Easy to make Bread: No Knead Bread

0

by: Cured Confection






When I first got into cooking and baking, I really really wanted to make excellent baked goods. Not so simple. http://blog.curedconfection.com/2013/12/23/how-did-i-finally-learn-to-make-good-bread-no-knead-bread




ingredients

Adjust your ingredient quantities here. Simply enter how many servings you need, and the ingredient quantity will update accordingly!

serves: 15

3 cups (430g) flour

cups 1½ (345g or 12oz) water

1/4 teaspoon (1g) yeast

teaspoon 1¼ (8g) salt

olive oil (for coating)

extra flour, wheat bran, or cornmeal (for dusting)

Nutrition Facts
Easy to make Bread: No Knead Bread

Servings Per Recipe: 15

Amount per Serving

Calories: 99

  • Total Fat: 0.5 g
  •     Saturated Fat: 0.1 g
  •     Trans Fat: 0 g
  • Cholesterol: 0 mg
  • Sodium: 198.6 mg
  • Total Carbs: 19.9 g
  •     Dietary Fiber: 0.7 g
  •     Sugars: 0.1 g
  • Protein: 3.3 g
VIEW DETAILED NUTRITION

how is this calculated?

Download Nutrition Facts Widget Code

preparation

1.  Mix all the dry ingredients in a large bowl. Add in the water and stir with a wooden spoon or spatula until you have a gloppy, gooey, super wet and runny dough. The link above recommends you grease a second bowl and pour the dough into it to sit…but I don’t. Why waste another bowl.

2.  Now the fun part, cover the bowl with saran wrap and put it in a warm place for about 12 hours. I have left the dough up to 24 plus hours. It still works. Gets a little tiny bit sour, which I like. You will notice over time that bubbles form in the dough. It rises but still looks loose and runny.

3.  Once it has been at least 12 hours, liberally coat your counter with a good amount of flour. If you have a pastry scraper, get it out. If you don’t, get a spatula. The dough is so sticky that I stopped using my hands. Pastry scraper, about four inches long, is the way to go. Trust me. But if you don’t have one, never fear – hands or spatula work too.
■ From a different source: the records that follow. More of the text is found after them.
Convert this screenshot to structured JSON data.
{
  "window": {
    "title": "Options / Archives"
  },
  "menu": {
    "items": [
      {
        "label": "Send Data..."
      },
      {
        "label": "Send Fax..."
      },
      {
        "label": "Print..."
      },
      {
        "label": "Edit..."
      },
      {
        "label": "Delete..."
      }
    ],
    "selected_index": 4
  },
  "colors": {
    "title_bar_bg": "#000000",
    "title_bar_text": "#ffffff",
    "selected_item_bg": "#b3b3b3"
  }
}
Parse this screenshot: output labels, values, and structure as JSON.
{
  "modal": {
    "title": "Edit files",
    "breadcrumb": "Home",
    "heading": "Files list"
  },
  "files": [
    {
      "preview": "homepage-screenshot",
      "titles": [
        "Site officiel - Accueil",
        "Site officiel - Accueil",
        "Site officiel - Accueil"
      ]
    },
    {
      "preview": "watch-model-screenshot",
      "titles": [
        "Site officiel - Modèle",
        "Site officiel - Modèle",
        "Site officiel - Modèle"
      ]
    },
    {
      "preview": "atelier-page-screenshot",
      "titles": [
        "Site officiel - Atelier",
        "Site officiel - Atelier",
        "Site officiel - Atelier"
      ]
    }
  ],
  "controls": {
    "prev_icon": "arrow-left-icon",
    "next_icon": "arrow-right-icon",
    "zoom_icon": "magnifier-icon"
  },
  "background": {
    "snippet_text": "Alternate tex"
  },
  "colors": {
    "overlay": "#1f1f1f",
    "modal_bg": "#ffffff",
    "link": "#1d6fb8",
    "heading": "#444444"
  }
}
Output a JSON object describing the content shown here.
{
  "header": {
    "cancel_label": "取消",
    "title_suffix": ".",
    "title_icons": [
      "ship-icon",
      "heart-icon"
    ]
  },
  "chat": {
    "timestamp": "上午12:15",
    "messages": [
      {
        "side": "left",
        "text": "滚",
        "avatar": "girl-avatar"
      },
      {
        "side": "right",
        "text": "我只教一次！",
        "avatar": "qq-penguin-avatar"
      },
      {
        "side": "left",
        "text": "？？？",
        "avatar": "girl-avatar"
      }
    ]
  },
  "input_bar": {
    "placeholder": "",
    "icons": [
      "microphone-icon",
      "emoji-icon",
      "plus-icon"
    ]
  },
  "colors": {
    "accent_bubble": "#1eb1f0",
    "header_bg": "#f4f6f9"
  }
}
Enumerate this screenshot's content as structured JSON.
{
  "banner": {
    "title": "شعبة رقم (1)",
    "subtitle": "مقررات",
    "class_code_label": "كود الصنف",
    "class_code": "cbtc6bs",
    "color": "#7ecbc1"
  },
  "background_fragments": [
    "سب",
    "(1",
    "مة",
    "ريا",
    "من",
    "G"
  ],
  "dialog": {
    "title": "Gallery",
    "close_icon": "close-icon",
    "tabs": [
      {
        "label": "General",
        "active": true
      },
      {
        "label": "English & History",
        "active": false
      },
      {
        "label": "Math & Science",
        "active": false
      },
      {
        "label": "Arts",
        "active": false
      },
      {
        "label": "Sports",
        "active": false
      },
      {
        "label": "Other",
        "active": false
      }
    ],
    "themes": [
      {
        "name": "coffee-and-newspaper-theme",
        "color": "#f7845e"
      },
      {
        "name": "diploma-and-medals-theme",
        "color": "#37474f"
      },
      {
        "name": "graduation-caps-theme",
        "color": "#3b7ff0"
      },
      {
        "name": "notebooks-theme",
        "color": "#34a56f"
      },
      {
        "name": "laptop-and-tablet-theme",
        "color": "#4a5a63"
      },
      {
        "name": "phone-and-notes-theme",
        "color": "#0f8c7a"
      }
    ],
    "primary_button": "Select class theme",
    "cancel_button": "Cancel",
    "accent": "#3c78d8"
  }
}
Pour the dough onto the flour and using your scraper/spatula fold the dough over several times, adding flour into the dough to make it a bit stiffer.

4.  Let the dough rest for about fifteen minutes. In the mean time get out out a kitchen towel, tea towel fabric is preferred, but I’ve used the thick cotton ones before as well. Coat one side of the towel with flour or cornmeal. Wheat bran works too. And I mean use a lot of it. You will be placing the dough in the towel, so you need to use more than you think so that the dough doesn’t end up sticking. I put the coated towel on a cookie sheet or plate so you have something to lift up that is more stable than the towel.

5.  Now shape the dough into a sort of ball. You can pull it over itself again to form a seam if so you get a more round shape. Place the dough seam side down on the towel and wrap the towel loosely over the dough. Put it back in a warm place to rise 1-2 hours, until it doubles in size.

6.  Preheat your oven to 450 degrees and place your dutch oven or pyrex dish with a lid in the oven to heat up. The theory is that you want to heat the pan up to pretty much blazing hot, along with the lid, so once you essentially dump/put the dough in there, steam is created, which creates a gorgeous crust and bubbly bread. Bake for 30 minutes with the lid on, and then another 15-30 minutes until the crust is a nice golden brown. Err on the side of baking a bit more, rather than a bit less, to ensure it is completely done. You will get a thicker crust that way, and guarantee the bread is just right – as seen in the photo below!

7.  When the bread is done baking, take it out and place it on a cooling rack. You will literally hear the cracking and popping of the crust as it cools. It is really a neat thing to hear!

related recipes

comments